What size mountain bike should I buy? It’s a question that can have many different answers and everyone has their own opinion. Bike store employees can assist you get fitted for the correct size bike, in addition to providing you with a better variety and experienced guidance. To help you in your decision, we’ve compiled some of the most popular methods for sizing bikes, as well as our personal experience with each method. 

Follow the guidelines below to get the best fit for your mountain bike.

 

Height of seat

The seat height is the best place to start when determining what size bike will work best for you. When you straddle your bike with both feet on the ground, there should be about 1″ between your crotch and top tube. If there is more than an inch or two of space between these points, then it may not be a good fit for you. 

 

Height of standover

The inseam clearance or standover height should be the first item you examine while inspecting the fitting. When you come to a halt, you want lots of space between yourself and the top tube. Between the top of your inseam and the top of the top tube, there should be around four to six inches of space.

 

Position of the legs and feet

The leg position for riding a mountain bike may be calculated using a simple formula. When riding a mountain bike, the terrain varies frequently, lifting you off the seat, sometimes little, sometimes fully.

As a result, you’ll need to sit somewhat lower in your saddle than you would on any other sort of bike. When calculating the frame size, remember to account for the somewhat lower seat height position.

 

Compartment for riding

The arrangement of the rider compartment is the next item to look at (the distance between the saddle and the handlebars). Once you’ve calculated the correct leg extension, make sure the handlebar is one to two inches below the saddle’s height. Unless you have an issue with your upper body, you should never have the handlebars higher than the seat.

 

Bikes with dual suspension

With suspension on both ends, you’ll want to put more weight in the middle of the bike so that your weight is equally distributed between the front and rear suspension systems, allowing them to operate as a unit.

This is readily accomplished by raising the hand height with either a longer or shorter stem, which will lift the upper body and shift the weight to the back. The climb should be no more than two inches, and the drop in reach should also be no more than two inches.

 

Take a test drive

Go out and test drive the bike once you’ve completed all of these procedures. Even if you’re only going to be testing for a short time, be sure you wear a helmet.
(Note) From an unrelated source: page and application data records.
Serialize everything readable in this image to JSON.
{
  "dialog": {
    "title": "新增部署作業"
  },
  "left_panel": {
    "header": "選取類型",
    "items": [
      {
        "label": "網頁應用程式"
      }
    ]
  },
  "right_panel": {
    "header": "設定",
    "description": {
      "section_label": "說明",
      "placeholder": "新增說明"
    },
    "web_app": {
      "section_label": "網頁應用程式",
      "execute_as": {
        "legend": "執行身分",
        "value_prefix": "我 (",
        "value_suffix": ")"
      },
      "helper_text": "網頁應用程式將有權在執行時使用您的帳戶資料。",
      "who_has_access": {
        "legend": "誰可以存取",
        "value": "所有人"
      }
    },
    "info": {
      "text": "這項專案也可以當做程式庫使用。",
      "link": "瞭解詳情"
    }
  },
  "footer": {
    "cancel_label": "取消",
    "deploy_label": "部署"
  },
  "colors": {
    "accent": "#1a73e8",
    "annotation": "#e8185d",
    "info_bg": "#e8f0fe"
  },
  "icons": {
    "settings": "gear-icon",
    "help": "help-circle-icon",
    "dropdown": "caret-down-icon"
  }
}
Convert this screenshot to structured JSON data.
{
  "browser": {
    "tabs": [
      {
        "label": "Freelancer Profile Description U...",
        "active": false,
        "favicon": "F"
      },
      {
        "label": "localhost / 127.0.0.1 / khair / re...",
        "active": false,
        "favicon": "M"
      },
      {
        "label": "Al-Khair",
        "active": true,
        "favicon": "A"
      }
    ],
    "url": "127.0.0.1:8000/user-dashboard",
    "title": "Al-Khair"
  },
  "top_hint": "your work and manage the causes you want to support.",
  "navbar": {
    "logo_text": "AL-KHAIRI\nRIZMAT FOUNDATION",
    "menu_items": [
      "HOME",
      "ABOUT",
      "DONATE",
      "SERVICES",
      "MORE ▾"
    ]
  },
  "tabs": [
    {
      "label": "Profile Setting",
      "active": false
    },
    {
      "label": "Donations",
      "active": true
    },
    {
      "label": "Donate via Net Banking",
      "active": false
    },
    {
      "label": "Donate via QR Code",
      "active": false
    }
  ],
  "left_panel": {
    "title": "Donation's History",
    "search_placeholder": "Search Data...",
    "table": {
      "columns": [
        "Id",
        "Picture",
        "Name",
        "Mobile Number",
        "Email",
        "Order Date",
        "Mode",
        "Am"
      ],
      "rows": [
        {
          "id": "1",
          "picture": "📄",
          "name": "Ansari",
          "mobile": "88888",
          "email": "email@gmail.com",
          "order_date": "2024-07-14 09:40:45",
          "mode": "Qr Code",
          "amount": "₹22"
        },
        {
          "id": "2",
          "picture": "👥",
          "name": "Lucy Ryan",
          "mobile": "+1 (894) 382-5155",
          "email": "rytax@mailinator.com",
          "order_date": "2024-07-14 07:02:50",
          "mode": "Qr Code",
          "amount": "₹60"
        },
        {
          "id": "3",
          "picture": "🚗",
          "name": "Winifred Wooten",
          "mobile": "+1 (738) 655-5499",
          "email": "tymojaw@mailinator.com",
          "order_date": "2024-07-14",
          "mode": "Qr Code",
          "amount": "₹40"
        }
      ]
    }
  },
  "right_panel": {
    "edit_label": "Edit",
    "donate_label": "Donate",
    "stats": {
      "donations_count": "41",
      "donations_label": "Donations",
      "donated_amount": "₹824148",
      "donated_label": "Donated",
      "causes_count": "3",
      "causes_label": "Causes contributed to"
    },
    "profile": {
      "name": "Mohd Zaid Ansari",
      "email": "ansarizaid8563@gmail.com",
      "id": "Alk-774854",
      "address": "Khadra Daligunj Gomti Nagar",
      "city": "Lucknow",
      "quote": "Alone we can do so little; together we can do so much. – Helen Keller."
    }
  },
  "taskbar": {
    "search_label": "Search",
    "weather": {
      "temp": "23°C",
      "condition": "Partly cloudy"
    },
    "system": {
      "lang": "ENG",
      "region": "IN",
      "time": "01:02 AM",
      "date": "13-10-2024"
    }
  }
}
Ensure that the tyres are properly inflated and that the bike has been correctly adjusted for you by the shop.

While riding, have a shop personnel watch your body position and ride height to see if any more modifications are required. To get acclimated to the bike’s handling and new equipment, ride it about for a while. Begin gently and give the bike time to develop its own personality.

After a few minutes, you may realise that something isn’t operating properly or that something doesn’t feel quite right. If this occurs, return to the store and get the problem fixed before dismissing the bike.

The more you ride bikes, the easier it will be to distinguish between the various sorts of rides. Keep in mind that learning to appreciate the way a bike handles might take months or even years. Interact with riders and inquire if they ride the bikes they offer. You’ll discover more about the mountain bikes you adore this way!